“I would tell people if that’s not the path you want to take, start practicing. Thankfully, there are so many tutorials online. Places like YouTube are full of a large breath of different videos and sketching tutorials where you can kind of learn the way automotive designers sketch cars because it’s not a normal type of drawing. There are these automotive tricks that help us convey information. If you really want to put in 10,000 hours and build a portfolio and start sending out your work, I think there’s a real pipeline into the industry. It’s not easy, it’s going to take a lot of time.”
Being on Ultimate Challenge has impacted how Dalal thinks about the future of the car industry. While automotive modification won’t necessarily be the blueprint for car companies anytime soon, maybe there’s still a lot to learn from a simpler time. “Automotive modification is a lot of times it’s happening on older cars, so you’re not going to see a new car off the lot ’20, ’23, 2024. Someone putting a body kit on it just doesn’t happen too often, but honestly, maybe that’s something we should kind of revert back to. Maybe cars should be built simpler? Sometimes I do think about how difficult it is to work on your own vehicle. It’s such a gate-kept industry. The mechanics of a car and engineering have only made it more difficult. So, maybe it’s time to bring it back to the 80s when things were just like plug in your alternator and keep it moving.”
“What’s interesting about being in the space is where there is a lot of restriction, which is not something I realized when I was in school; there is a lot of obviously legal implications when we’re thinking about things like self-driving or the safety of your driver and your passenger; so, you don’t get to be as blue skies as maybe I got to be when I was in school. Certainly not as blue sky as we are on the show. [Being on Ultimate Challenge] really helped me be more creative in the way that I get around certain rules and certain restrictions and certain guidelines.
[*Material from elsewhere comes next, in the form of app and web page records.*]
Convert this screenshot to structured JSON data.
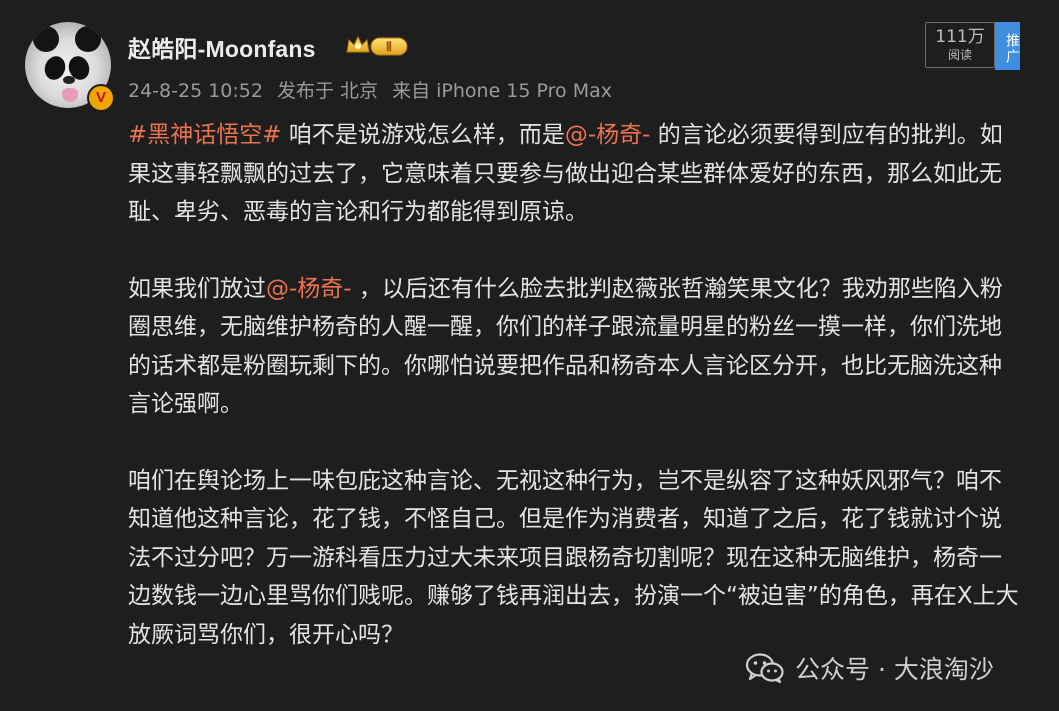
{
  "post": {
    "author": {
      "name": "赵皓阳-Moonfans",
      "verified_badge": "V",
      "member_badge_level": "Ⅱ"
    },
    "meta": {
      "time": "24-8-25 10:52",
      "location": "发布于 北京",
      "source": "来自 iPhone 15 Pro Max"
    },
    "reads": {
      "count": "111万",
      "label": "阅读"
    },
    "promote_label": "推广",
    "paragraphs": [
      {
        "segments": [
          {
            "text": "#黑神话悟空#",
            "highlight": true
          },
          {
            "text": " 咱不是说游戏怎么样，而是",
            "highlight": false
          },
          {
            "text": "@-杨奇-",
            "highlight": true
          },
          {
            "text": " 的言论必须要得到应有的批判。如果这事轻飘飘的过去了，它意味着只要参与做出迎合某些群体爱好的东西，那么如此无耻、卑劣、恶毒的言论和行为都能得到原谅。",
            "highlight": false
          }
        ]
      },
      {
        "segments": [
          {
            "text": "如果我们放过",
            "highlight": false
          },
          {
            "text": "@-杨奇-",
            "highlight": true
          },
          {
            "text": " ，以后还有什么脸去批判赵薇张哲瀚笑果文化？我劝那些陷入粉圈思维，无脑维护杨奇的人醒一醒，你们的样子跟流量明星的粉丝一摸一样，你们洗地的话术都是粉圈玩剩下的。你哪怕说要把作品和杨奇本人言论区分开，也比无脑洗这种言论强啊。",
            "highlight": false
          }
        ]
      },
      {
        "segments": [
          {
            "text": "咱们在舆论场上一味包庇这种言论、无视这种行为，岂不是纵容了这种妖风邪气？咱不知道他这种言论，花了钱，不怪自己。但是作为消费者，知道了之后，花了钱就讨个说法不过分吧？万一游科看压力过大未来项目跟杨奇切割呢？现在这种无脑维护，杨奇一边数钱一边心里骂你们贱呢。赚够了钱再润出去，扮演一个“被迫害”的角色，再在X上大放厥词骂你们，很开心吗？",
            "highlight": false
          }
        ]
      }
    ]
  },
  "watermark": {
    "text": "公众号 · 大浪淘沙",
    "icon": "wechat-icon"
  },
  "colors": {
    "background": "#1e1e1e",
    "text": "#e3e3e3",
    "highlight": "#eb7350",
    "meta": "#9a9a9a",
    "promote": "#3f8fe0",
    "badge_gold": "#f0a500"
  }
}
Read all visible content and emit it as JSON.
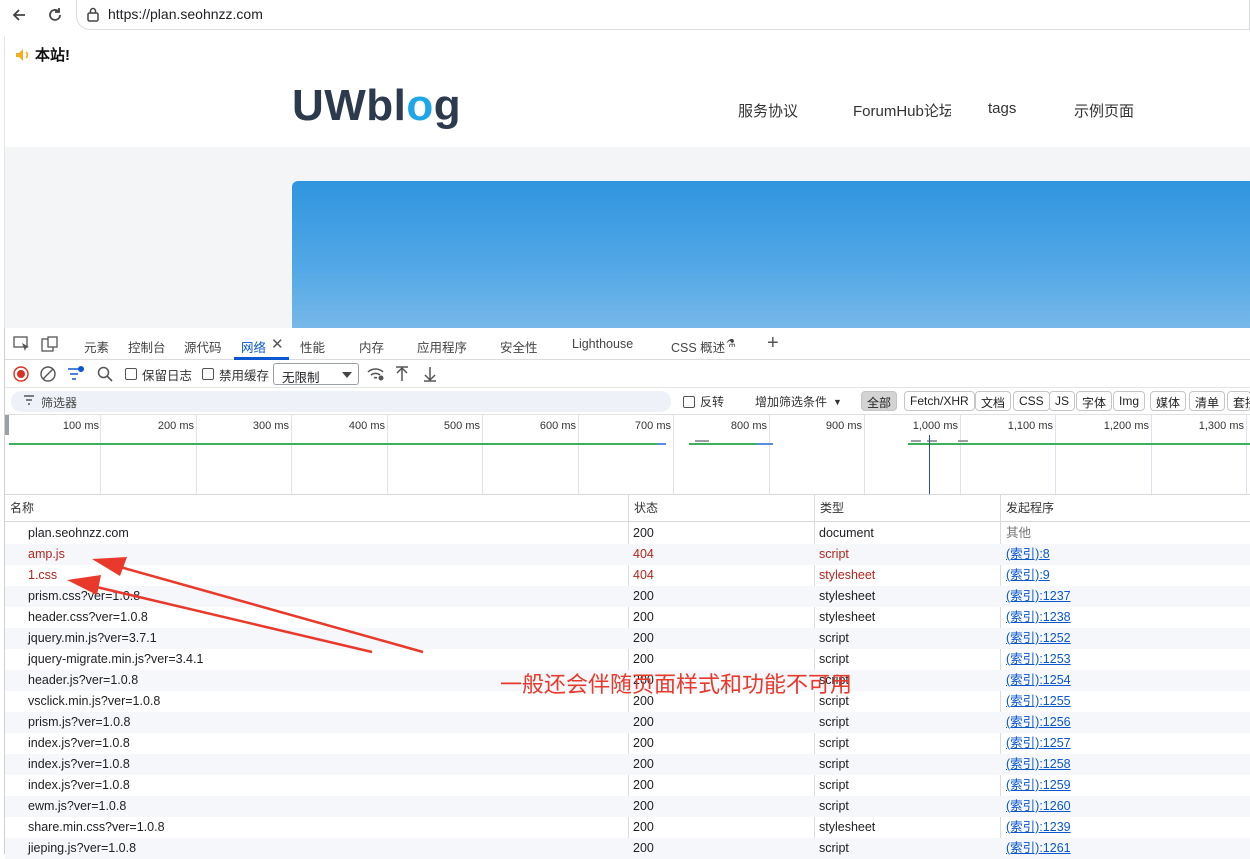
{
  "browser": {
    "url": "https://plan.seohnzz.com",
    "back_icon": "arrow-left-icon",
    "reload_icon": "reload-icon",
    "lock_icon": "lock-icon"
  },
  "page": {
    "notice": "本站!",
    "logo_main": "UWbl",
    "logo_accent": "o",
    "logo_tail": "g",
    "menu": [
      "服务协议",
      "ForumHub论坛",
      "tags",
      "示例页面"
    ]
  },
  "devtools": {
    "tabs": [
      "元素",
      "控制台",
      "源代码",
      "网络",
      "性能",
      "内存",
      "应用程序",
      "安全性",
      "Lighthouse",
      "CSS 概述"
    ],
    "active_tab": "网络",
    "toolbar": {
      "preserve_log": "保留日志",
      "disable_cache": "禁用缓存",
      "throttle": "无限制"
    },
    "filter": {
      "placeholder": "筛选器",
      "invert": "反转",
      "more_filters": "增加筛选条件",
      "chips": [
        "全部",
        "Fetch/XHR",
        "文档",
        "CSS",
        "JS",
        "字体",
        "Img",
        "媒体",
        "清单",
        "套接"
      ]
    },
    "timeline_labels": [
      "100 ms",
      "200 ms",
      "300 ms",
      "400 ms",
      "500 ms",
      "600 ms",
      "700 ms",
      "800 ms",
      "900 ms",
      "1,000 ms",
      "1,100 ms",
      "1,200 ms",
      "1,300 ms"
    ],
    "columns": [
      "名称",
      "状态",
      "类型",
      "发起程序"
    ],
    "requests": [
      {
        "name": "plan.seohnzz.com",
        "status": "200",
        "type": "document",
        "initiator": "其他"
      },
      {
        "name": "amp.js",
        "status": "404",
        "type": "script",
        "initiator": "(索引):8"
      },
      {
        "name": "1.css",
        "status": "404",
        "type": "stylesheet",
        "initiator": "(索引):9"
      },
      {
        "name": "prism.css?ver=1.0.8",
        "status": "200",
        "type": "stylesheet",
        "initiator": "(索引):1237"
      },
      {
        "name": "header.css?ver=1.0.8",
        "status": "200",
        "type": "stylesheet",
        "initiator": "(索引):1238"
      },
      {
        "name": "jquery.min.js?ver=3.7.1",
        "status": "200",
        "type": "script",
        "initiator": "(索引):1252"
      },
      {
        "name": "jquery-migrate.min.js?ver=3.4.1",
        "status": "200",
        "type": "script",
        "initiator": "(索引):1253"
      },
      {
        "name": "header.js?ver=1.0.8",
        "status": "200",
        "type": "script",
        "initiator": "(索引):1254"
      },
      {
        "name": "vsclick.min.js?ver=1.0.8",
        "status": "200",
        "type": "script",
        "initiator": "(索引):1255"
      },
      {
        "name": "prism.js?ver=1.0.8",
        "status": "200",
        "type": "script",
        "initiator": "(索引):1256"
      },
      {
        "name": "index.js?ver=1.0.8",
        "status": "200",
        "type": "script",
        "initiator": "(索引):1257"
      },
      {
        "name": "index.js?ver=1.0.8",
        "status": "200",
        "type": "script",
        "initiator": "(索引):1258"
      },
      {
        "name": "index.js?ver=1.0.8",
        "status": "200",
        "type": "script",
        "initiator": "(索引):1259"
      },
      {
        "name": "ewm.js?ver=1.0.8",
        "status": "200",
        "type": "script",
        "initiator": "(索引):1260"
      },
      {
        "name": "share.min.css?ver=1.0.8",
        "status": "200",
        "type": "stylesheet",
        "initiator": "(索引):1239"
      },
      {
        "name": "jieping.js?ver=1.0.8",
        "status": "200",
        "type": "script",
        "initiator": "(索引):1261"
      }
    ]
  },
  "annotation": {
    "text": "一般还会伴随页面样式和功能不可用",
    "color": "#e8392b"
  },
  "colors": {
    "accent": "#0b57d0",
    "error": "#b3261e",
    "logo": "#2d3a4d",
    "logo_accent": "#1fa6e8"
  }
}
It’s really helped me exercise my muscle in these tight constraints.”
To learn more about Hot Wheels: Ultimate Challenge, check out our full interview in the video above. All episodes of the show that have aired so far are available to stream on Peacock. The finale is scheduled on NBC on August 1st.